* _Instructions to follow_
The entries below should be set down again exactly, with every picture left out.

[Web page and app entries]
○ ○ ○ ○ ○ ○ ○
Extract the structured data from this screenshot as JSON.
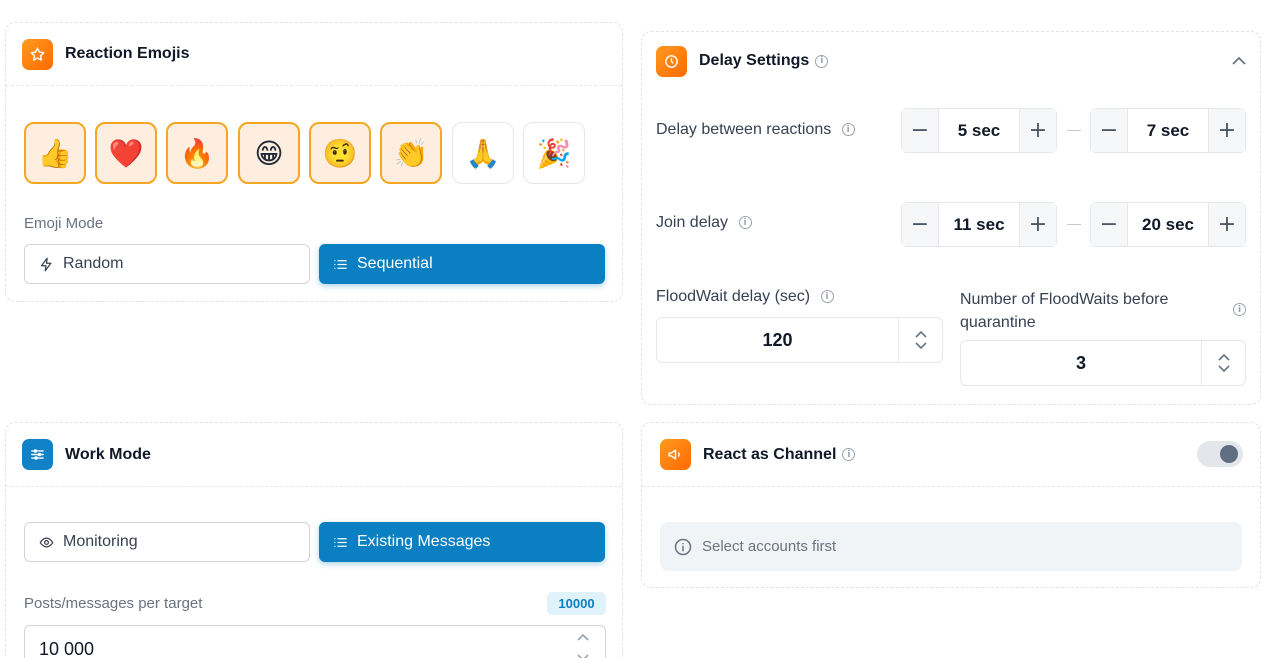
{
  "reaction_emojis": {
    "title": "Reaction Emojis",
    "emojis": [
      {
        "char": "👍",
        "selected": true,
        "name": "thumbs-up"
      },
      {
        "char": "❤️",
        "selected": true,
        "name": "heart"
      },
      {
        "char": "🔥",
        "selected": true,
        "name": "fire"
      },
      {
        "char": "😁",
        "selected": true,
        "name": "grin"
      },
      {
        "char": "🤨",
        "selected": true,
        "name": "skeptical"
      },
      {
        "char": "👏",
        "selected": true,
        "name": "clap"
      },
      {
        "char": "🙏",
        "selected": false,
        "name": "pray"
      },
      {
        "char": "🎉",
        "selected": false,
        "name": "party"
      }
    ],
    "mode_label": "Emoji Mode",
    "mode_random": "Random",
    "mode_sequential": "Sequential",
    "mode_selected": "Sequential"
  },
  "delay_settings": {
    "title": "Delay Settings",
    "delay_between_label": "Delay between reactions",
    "delay_min": "5 sec",
    "delay_max": "7 sec",
    "join_delay_label": "Join delay",
    "join_min": "11 sec",
    "join_max": "20 sec",
    "floodwait_label": "FloodWait delay (sec)",
    "floodwait_value": "120",
    "floodwait_count_label": "Number of FloodWaits before quarantine",
    "floodwait_count_value": "3"
  },
  "work_mode": {
    "title": "Work Mode",
    "monitoring": "Monitoring",
    "existing": "Existing Messages",
    "selected": "Existing Messages",
    "posts_label": "Posts/messages per target",
    "posts_badge": "10000",
    "posts_value": "10 000"
  },
  "react_as_channel": {
    "title": "React as Channel",
    "toggle_on": false,
    "notice": "Select accounts first"
  },
  "colors": {
    "accent_blue": "#0a7fc1",
    "accent_orange": "#ff7a00",
    "selected_emoji_bg": "#fdeedf",
    "selected_emoji_border": "#f5a623"
  }
}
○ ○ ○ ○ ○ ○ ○
* _Response box_
Extract the structured data from this screenshot as JSON.
{
  "reaction_emojis": {
    "title": "Reaction Emojis",
    "emojis": [
      {
        "char": "👍",
        "selected": true,
        "name": "thumbs-up"
      },
      {
        "char": "❤️",
        "selected": true,
        "name": "heart"
      },
      {
        "char": "🔥",
        "selected": true,
        "name": "fire"
      },
      {
        "char": "😁",
        "selected": true,
        "name": "grin"
      },
      {
        "char": "🤨",
        "selected": true,
        "name": "skeptical"
      },
      {
        "char": "👏",
        "selected": true,
        "name": "clap"
      },
      {
        "char": "🙏",
        "selected": false,
        "name": "pray"
      },
      {
        "char": "🎉",
        "selected": false,
        "name": "party"
      }
    ],
    "mode_label": "Emoji Mode",
    "mode_random": "Random",
    "mode_sequential": "Sequential",
    "mode_selected": "Sequential"
  },
  "delay_settings": {
    "title": "Delay Settings",
    "delay_between_label": "Delay between reactions",
    "delay_min": "5 sec",
    "delay_max": "7 sec",
    "join_delay_label": "Join delay",
    "join_min": "11 sec",
    "join_max": "20 sec",
    "floodwait_label": "FloodWait delay (sec)",
    "floodwait_value": "120",
    "floodwait_count_label": "Number of FloodWaits before quarantine",
    "floodwait_count_value": "3"
  },
  "work_mode": {
    "title": "Work Mode",
    "monitoring": "Monitoring",
    "existing": "Existing Messages",
    "selected": "Existing Messages",
    "posts_label": "Posts/messages per target",
    "posts_badge": "10000",
    "posts_value": "10 000"
  },
  "react_as_channel": {
    "title": "React as Channel",
    "toggle_on": false,
    "notice": "Select accounts first"
  },
  "colors": {
    "accent_blue": "#0a7fc1",
    "accent_orange": "#ff7a00",
    "selected_emoji_bg": "#fdeedf",
    "selected_emoji_border": "#f5a623"
  }
}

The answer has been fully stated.